Now, for that caveat: if you didn’t start with the program in kindergarten, then it’s going to be a hell of a lot harder to grasp. Precisely because it’s a “build upon prior knowledge” system, it’s hella hard to jump in in the middle. We moved into a district using Everday Mathematics in Grade 1, and it took WhyKid a good six months to figure out what the hell they were talking about. Now, in 7th grade, he’s doing things I don’t remember doing in college.

Had your school given you the parent’s guide? It’s absolutely critical to helping your kids with their homework, but my district doesn’t provide them unless you ask, to cut costs. Get it. You need it. It will all become clear.

Frylock, for what it’s worth, your experiences with Montessori are similar to mine. I just hope that the concepts the games teach (and teach well) are later articulated. I didn’t stick around long enough to find out.

I don’t think ASAKMOTSD was necessarily blaming teachers. I think perhaps they were blaming the increase emphasis on standardized tests which is happening all over the country. But that’s a different thread, perhaps.

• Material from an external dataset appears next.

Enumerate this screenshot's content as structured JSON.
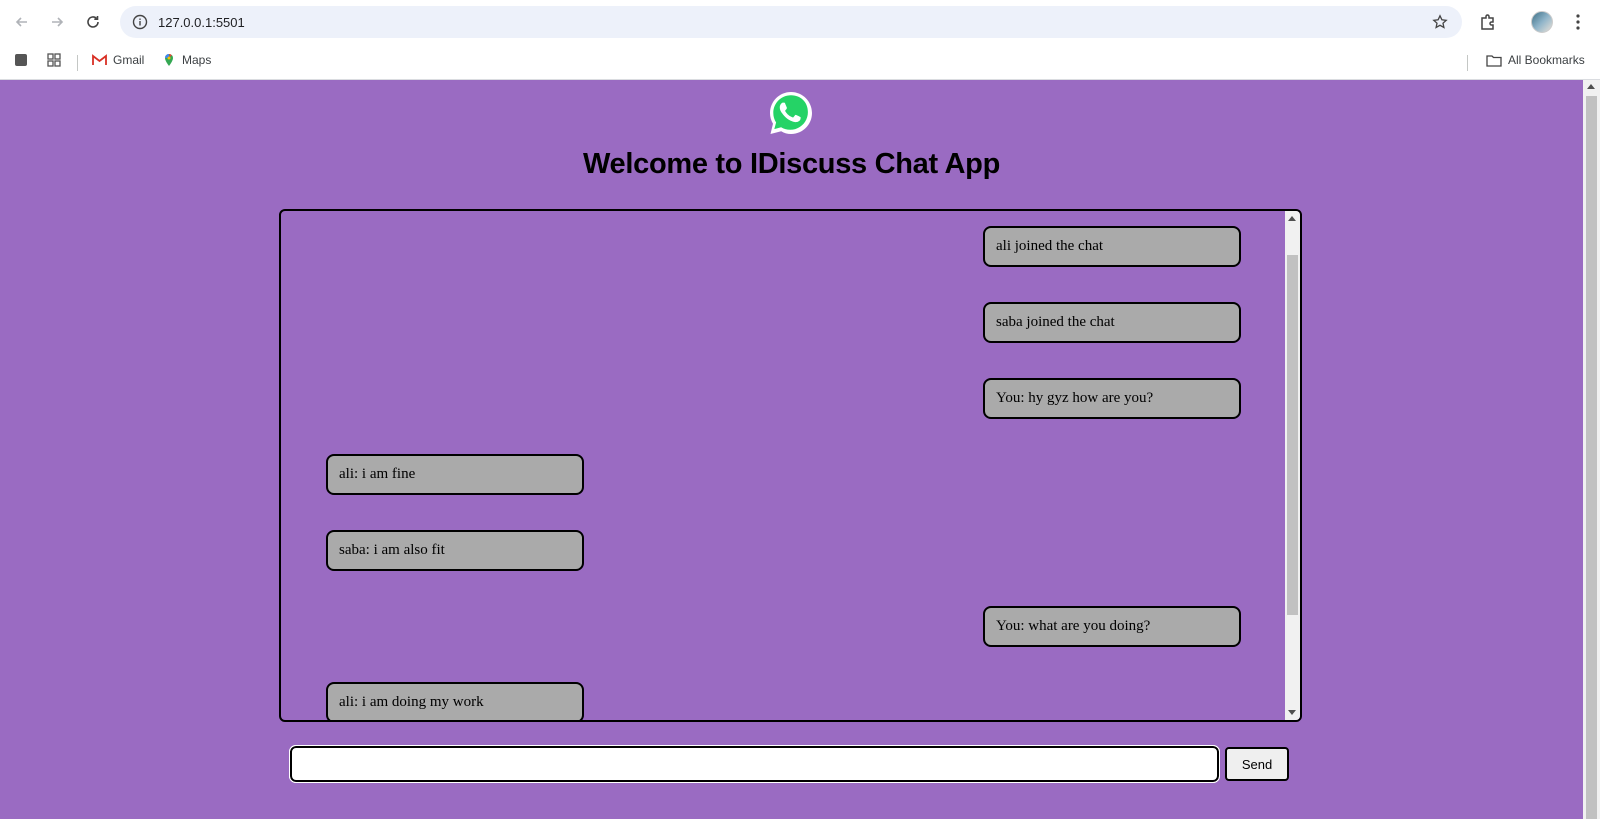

You are correct - my complaint is with a math approach that seems to have a large chunk of the school population baffled & does not seem to be providing the education that I expect from a quality school district. I realize that we are incenting our schools to test well, but what good is that when they get to college or into the work force or at the grocery or…?

That is kind of a big caveat for a school disctrict in an area that is highly transient, wouldn’t you think? :rolleyes:

WOW! That is the single most important piece of information I have read on this topic! Thank you! Sincerely - Thank you!

[ASAKMOTSD thinks to himself “Of course, there is a guide that I have to ask for! Why wouldn’t every parent think of that?” :smack: ]

I’m not familiar with “Everyday Math,” so I don’t know if that’s what you’ve got, or if any of it is any good. But, if you are looking to supplement at home so that your kids will learn some math while you’re trying to change your district’s policy, there are lots of curricula out there. You might try Singapore Math, for example, which is nice as a supplement since it doesn’t have tons of time-consuming drills (though you can add those if you want!), and the books aren’t too costly.